** GIVEN RECORDS follows **

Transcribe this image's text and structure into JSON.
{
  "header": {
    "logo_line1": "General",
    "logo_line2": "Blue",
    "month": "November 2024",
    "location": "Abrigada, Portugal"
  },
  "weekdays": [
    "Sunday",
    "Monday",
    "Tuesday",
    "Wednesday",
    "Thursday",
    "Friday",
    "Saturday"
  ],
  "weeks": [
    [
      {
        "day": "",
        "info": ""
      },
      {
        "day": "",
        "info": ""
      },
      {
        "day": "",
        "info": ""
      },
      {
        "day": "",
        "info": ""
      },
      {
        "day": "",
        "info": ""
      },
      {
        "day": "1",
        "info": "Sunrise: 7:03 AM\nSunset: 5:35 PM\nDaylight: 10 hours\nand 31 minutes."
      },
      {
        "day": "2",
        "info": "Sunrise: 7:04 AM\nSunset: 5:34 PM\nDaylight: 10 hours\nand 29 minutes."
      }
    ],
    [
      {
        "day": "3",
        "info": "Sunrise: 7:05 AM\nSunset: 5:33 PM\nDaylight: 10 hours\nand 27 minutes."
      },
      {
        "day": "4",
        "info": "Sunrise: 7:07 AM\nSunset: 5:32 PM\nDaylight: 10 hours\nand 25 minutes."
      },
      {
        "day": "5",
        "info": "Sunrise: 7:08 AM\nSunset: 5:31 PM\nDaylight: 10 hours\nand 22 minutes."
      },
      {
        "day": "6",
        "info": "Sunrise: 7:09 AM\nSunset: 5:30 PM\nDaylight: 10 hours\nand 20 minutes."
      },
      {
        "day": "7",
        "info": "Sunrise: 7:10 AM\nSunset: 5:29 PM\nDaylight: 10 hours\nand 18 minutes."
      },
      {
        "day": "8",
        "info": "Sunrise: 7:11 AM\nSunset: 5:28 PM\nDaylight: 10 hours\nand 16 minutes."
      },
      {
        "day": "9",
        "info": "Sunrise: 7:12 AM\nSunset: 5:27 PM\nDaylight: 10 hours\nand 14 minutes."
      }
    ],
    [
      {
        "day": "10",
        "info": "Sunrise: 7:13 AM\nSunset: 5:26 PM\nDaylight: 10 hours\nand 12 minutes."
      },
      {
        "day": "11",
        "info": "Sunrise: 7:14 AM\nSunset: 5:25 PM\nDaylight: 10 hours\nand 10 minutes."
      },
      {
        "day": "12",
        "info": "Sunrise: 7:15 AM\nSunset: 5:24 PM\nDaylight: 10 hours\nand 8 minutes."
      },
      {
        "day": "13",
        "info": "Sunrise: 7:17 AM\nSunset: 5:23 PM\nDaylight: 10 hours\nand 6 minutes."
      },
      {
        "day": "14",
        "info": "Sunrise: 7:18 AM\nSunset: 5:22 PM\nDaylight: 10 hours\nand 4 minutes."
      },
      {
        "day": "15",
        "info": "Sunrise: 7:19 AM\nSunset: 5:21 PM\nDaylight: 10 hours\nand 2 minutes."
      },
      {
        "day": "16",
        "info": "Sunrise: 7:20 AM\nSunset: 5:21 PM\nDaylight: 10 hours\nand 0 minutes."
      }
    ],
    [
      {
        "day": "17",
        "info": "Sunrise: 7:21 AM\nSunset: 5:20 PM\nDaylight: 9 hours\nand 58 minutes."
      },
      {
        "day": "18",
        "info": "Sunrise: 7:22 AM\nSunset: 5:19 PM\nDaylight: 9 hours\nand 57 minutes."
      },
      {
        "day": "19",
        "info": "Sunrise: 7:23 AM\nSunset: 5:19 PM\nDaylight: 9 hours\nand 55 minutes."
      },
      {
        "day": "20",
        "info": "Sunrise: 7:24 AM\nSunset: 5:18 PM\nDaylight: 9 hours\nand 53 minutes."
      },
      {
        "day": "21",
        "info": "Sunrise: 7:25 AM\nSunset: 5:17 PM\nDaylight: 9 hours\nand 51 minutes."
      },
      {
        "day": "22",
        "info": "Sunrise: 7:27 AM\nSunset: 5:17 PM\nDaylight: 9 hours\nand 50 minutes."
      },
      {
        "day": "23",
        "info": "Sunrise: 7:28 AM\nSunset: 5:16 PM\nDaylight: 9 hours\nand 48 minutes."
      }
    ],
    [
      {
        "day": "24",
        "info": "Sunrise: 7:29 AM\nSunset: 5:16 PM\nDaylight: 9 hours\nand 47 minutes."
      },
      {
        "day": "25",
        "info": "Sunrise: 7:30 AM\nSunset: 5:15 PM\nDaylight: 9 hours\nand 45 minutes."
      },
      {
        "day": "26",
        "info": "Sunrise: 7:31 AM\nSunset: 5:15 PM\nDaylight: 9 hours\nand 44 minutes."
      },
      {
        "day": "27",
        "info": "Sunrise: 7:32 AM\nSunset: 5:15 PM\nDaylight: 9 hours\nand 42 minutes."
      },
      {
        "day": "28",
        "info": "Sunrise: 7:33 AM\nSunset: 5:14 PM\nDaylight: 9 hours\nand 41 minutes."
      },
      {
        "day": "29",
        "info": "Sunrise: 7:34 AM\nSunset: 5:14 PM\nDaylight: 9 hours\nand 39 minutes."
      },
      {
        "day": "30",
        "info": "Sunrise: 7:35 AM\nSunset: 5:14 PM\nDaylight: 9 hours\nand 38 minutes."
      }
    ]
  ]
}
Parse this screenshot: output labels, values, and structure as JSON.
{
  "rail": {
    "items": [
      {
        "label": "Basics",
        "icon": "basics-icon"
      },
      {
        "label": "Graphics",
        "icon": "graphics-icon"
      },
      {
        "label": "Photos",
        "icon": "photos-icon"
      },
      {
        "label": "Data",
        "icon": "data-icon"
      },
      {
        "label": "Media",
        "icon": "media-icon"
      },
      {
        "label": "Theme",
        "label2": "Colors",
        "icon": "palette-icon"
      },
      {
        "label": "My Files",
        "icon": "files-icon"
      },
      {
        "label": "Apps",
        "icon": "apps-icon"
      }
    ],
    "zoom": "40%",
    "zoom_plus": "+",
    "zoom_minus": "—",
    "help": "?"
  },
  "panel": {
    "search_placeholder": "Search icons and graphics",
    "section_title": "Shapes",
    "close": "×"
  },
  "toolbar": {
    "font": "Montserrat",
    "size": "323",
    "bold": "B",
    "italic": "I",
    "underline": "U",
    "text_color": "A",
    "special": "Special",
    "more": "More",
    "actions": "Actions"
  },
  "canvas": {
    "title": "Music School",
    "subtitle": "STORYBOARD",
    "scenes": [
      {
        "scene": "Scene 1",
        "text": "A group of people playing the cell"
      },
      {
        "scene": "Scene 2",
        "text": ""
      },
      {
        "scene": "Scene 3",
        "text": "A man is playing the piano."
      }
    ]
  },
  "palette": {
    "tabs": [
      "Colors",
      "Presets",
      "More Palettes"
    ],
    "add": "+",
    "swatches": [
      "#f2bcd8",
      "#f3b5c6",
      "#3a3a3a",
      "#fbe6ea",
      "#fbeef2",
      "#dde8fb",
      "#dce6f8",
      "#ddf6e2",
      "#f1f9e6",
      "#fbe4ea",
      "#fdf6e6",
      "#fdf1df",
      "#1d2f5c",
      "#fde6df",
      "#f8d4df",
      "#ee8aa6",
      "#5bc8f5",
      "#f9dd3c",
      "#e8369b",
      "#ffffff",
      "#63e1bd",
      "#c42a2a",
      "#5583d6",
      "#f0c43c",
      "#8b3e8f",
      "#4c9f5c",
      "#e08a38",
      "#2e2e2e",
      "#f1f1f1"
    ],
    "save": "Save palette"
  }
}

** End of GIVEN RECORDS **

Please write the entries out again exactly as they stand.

Transcribe this image's text and structure into JSON.
{
  "header": {
    "logo_line1": "General",
    "logo_line2": "Blue",
    "month": "November 2024",
    "location": "Abrigada, Portugal"
  },
  "weekdays": [
    "Sunday",
    "Monday",
    "Tuesday",
    "Wednesday",
    "Thursday",
    "Friday",
    "Saturday"
  ],
  "weeks": [
    [
      {
        "day": "",
        "info": ""
      },
      {
        "day": "",
        "info": ""
      },
      {
        "day": "",
        "info": ""
      },
      {
        "day": "",
        "info": ""
      },
      {
        "day": "",
        "info": ""
      },
      {
        "day": "1",
        "info": "Sunrise: 7:03 AM\nSunset: 5:35 PM\nDaylight: 10 hours\nand 31 minutes."
      },
      {
        "day": "2",
        "info": "Sunrise: 7:04 AM\nSunset: 5:34 PM\nDaylight: 10 hours\nand 29 minutes."
      }
    ],
    [
      {
        "day": "3",
        "info": "Sunrise: 7:05 AM\nSunset: 5:33 PM\nDaylight: 10 hours\nand 27 minutes."
      },
      {
        "day": "4",
        "info": "Sunrise: 7:07 AM\nSunset: 5:32 PM\nDaylight: 10 hours\nand 25 minutes."
      },
      {
        "day": "5",
        "info": "Sunrise: 7:08 AM\nSunset: 5:31 PM\nDaylight: 10 hours\nand 22 minutes."
      },
      {
        "day": "6",
        "info": "Sunrise: 7:09 AM\nSunset: 5:30 PM\nDaylight: 10 hours\nand 20 minutes."
      },
      {
        "day": "7",
        "info": "Sunrise: 7:10 AM\nSunset: 5:29 PM\nDaylight: 10 hours\nand 18 minutes."
      },
      {
        "day": "8",
        "info": "Sunrise: 7:11 AM\nSunset: 5:28 PM\nDaylight: 10 hours\nand 16 minutes."
      },
      {
        "day": "9",
        "info": "Sunrise: 7:12 AM\nSunset: 5:27 PM\nDaylight: 10 hours\nand 14 minutes."
      }
    ],
    [
      {
        "day": "10",
        "info": "Sunrise: 7:13 AM\nSunset: 5:26 PM\nDaylight: 10 hours\nand 12 minutes."
      },
      {
        "day": "11",
        "info": "Sunrise: 7:14 AM\nSunset: 5:25 PM\nDaylight: 10 hours\nand 10 minutes."
      },
      {
        "day": "12",
        "info": "Sunrise: 7:15 AM\nSunset: 5:24 PM\nDaylight: 10 hours\nand 8 minutes."
      },
      {
        "day": "13",
        "info": "Sunrise: 7:17 AM\nSunset: 5:23 PM\nDaylight: 10 hours\nand 6 minutes."
      },
      {
        "day": "14",
        "info": "Sunrise: 7:18 AM\nSunset: 5:22 PM\nDaylight: 10 hours\nand 4 minutes."
      },
      {
        "day": "15",
        "info": "Sunrise: 7:19 AM\nSunset: 5:21 PM\nDaylight: 10 hours\nand 2 minutes."
      },
      {
        "day": "16",
        "info": "Sunrise: 7:20 AM\nSunset: 5:21 PM\nDaylight: 10 hours\nand 0 minutes."
      }
    ],
    [
      {
        "day": "17",
        "info": "Sunrise: 7:21 AM\nSunset: 5:20 PM\nDaylight: 9 hours\nand 58 minutes."
      },
      {
        "day": "18",
        "info": "Sunrise: 7:22 AM\nSunset: 5:19 PM\nDaylight: 9 hours\nand 57 minutes."
      },
      {
        "day": "19",
        "info": "Sunrise: 7:23 AM\nSunset: 5:19 PM\nDaylight: 9 hours\nand 55 minutes."
      },
      {
        "day": "20",
        "info": "Sunrise: 7:24 AM\nSunset: 5:18 PM\nDaylight: 9 hours\nand 53 minutes."
      },
      {
        "day": "21",
        "info": "Sunrise: 7:25 AM\nSunset: 5:17 PM\nDaylight: 9 hours\nand 51 minutes."
      },
      {
        "day": "22",
        "info": "Sunrise: 7:27 AM\nSunset: 5:17 PM\nDaylight: 9 hours\nand 50 minutes."
      },
      {
        "day": "23",
        "info": "Sunrise: 7:28 AM\nSunset: 5:16 PM\nDaylight: 9 hours\nand 48 minutes."
      }
    ],
    [
      {
        "day": "24",
        "info": "Sunrise: 7:29 AM\nSunset: 5:16 PM\nDaylight: 9 hours\nand 47 minutes."
      },
      {
        "day": "25",
        "info": "Sunrise: 7:30 AM\nSunset: 5:15 PM\nDaylight: 9 hours\nand 45 minutes."
      },
      {
        "day": "26",
        "info": "Sunrise: 7:31 AM\nSunset: 5:15 PM\nDaylight: 9 hours\nand 44 minutes."
      },
      {
        "day": "27",
        "info": "Sunrise: 7:32 AM\nSunset: 5:15 PM\nDaylight: 9 hours\nand 42 minutes."
      },
      {
        "day": "28",
        "info": "Sunrise: 7:33 AM\nSunset: 5:14 PM\nDaylight: 9 hours\nand 41 minutes."
      },
      {
        "day": "29",
        "info": "Sunrise: 7:34 AM\nSunset: 5:14 PM\nDaylight: 9 hours\nand 39 minutes."
      },
      {
        "day": "30",
        "info": "Sunrise: 7:35 AM\nSunset: 5:14 PM\nDaylight: 9 hours\nand 38 minutes."
      }
    ]
  ]
}
Parse this screenshot: output labels, values, and structure as JSON.
{
  "rail": {
    "items": [
      {
        "label": "Basics",
        "icon": "basics-icon"
      },
      {
        "label": "Graphics",
        "icon": "graphics-icon"
      },
      {
        "label": "Photos",
        "icon": "photos-icon"
      },
      {
        "label": "Data",
        "icon": "data-icon"
      },
      {
        "label": "Media",
        "icon": "media-icon"
      },
      {
        "label": "Theme",
        "label2": "Colors",
        "icon": "palette-icon"
      },
      {
        "label": "My Files",
        "icon": "files-icon"
      },
      {
        "label": "Apps",
        "icon": "apps-icon"
      }
    ],
    "zoom": "40%",
    "zoom_plus": "+",
    "zoom_minus": "—",
    "help": "?"
  },
  "panel": {
    "search_placeholder": "Search icons and graphics",
    "section_title": "Shapes",
    "close": "×"
  },
  "toolbar": {
    "font": "Montserrat",
    "size": "323",
    "bold": "B",
    "italic": "I",
    "underline": "U",
    "text_color": "A",
    "special": "Special",
    "more": "More",
    "actions": "Actions"
  },
  "canvas": {
    "title": "Music School",
    "subtitle": "STORYBOARD",
    "scenes": [
      {
        "scene": "Scene 1",
        "text": "A group of people playing the cell"
      },
      {
        "scene": "Scene 2",
        "text": ""
      },
      {
        "scene": "Scene 3",
        "text": "A man is playing the piano."
      }
    ]
  },
  "palette": {
    "tabs": [
      "Colors",
      "Presets",
      "More Palettes"
    ],
    "add": "+",
    "swatches": [
      "#f2bcd8",
      "#f3b5c6",
      "#3a3a3a",
      "#fbe6ea",
      "#fbeef2",
      "#dde8fb",
      "#dce6f8",
      "#ddf6e2",
      "#f1f9e6",
      "#fbe4ea",
      "#fdf6e6",
      "#fdf1df",
      "#1d2f5c",
      "#fde6df",
      "#f8d4df",
      "#ee8aa6",
      "#5bc8f5",
      "#f9dd3c",
      "#e8369b",
      "#ffffff",
      "#63e1bd",
      "#c42a2a",
      "#5583d6",
      "#f0c43c",
      "#8b3e8f",
      "#4c9f5c",
      "#e08a38",
      "#2e2e2e",
      "#f1f1f1"
    ],
    "save": "Save palette"
  }
}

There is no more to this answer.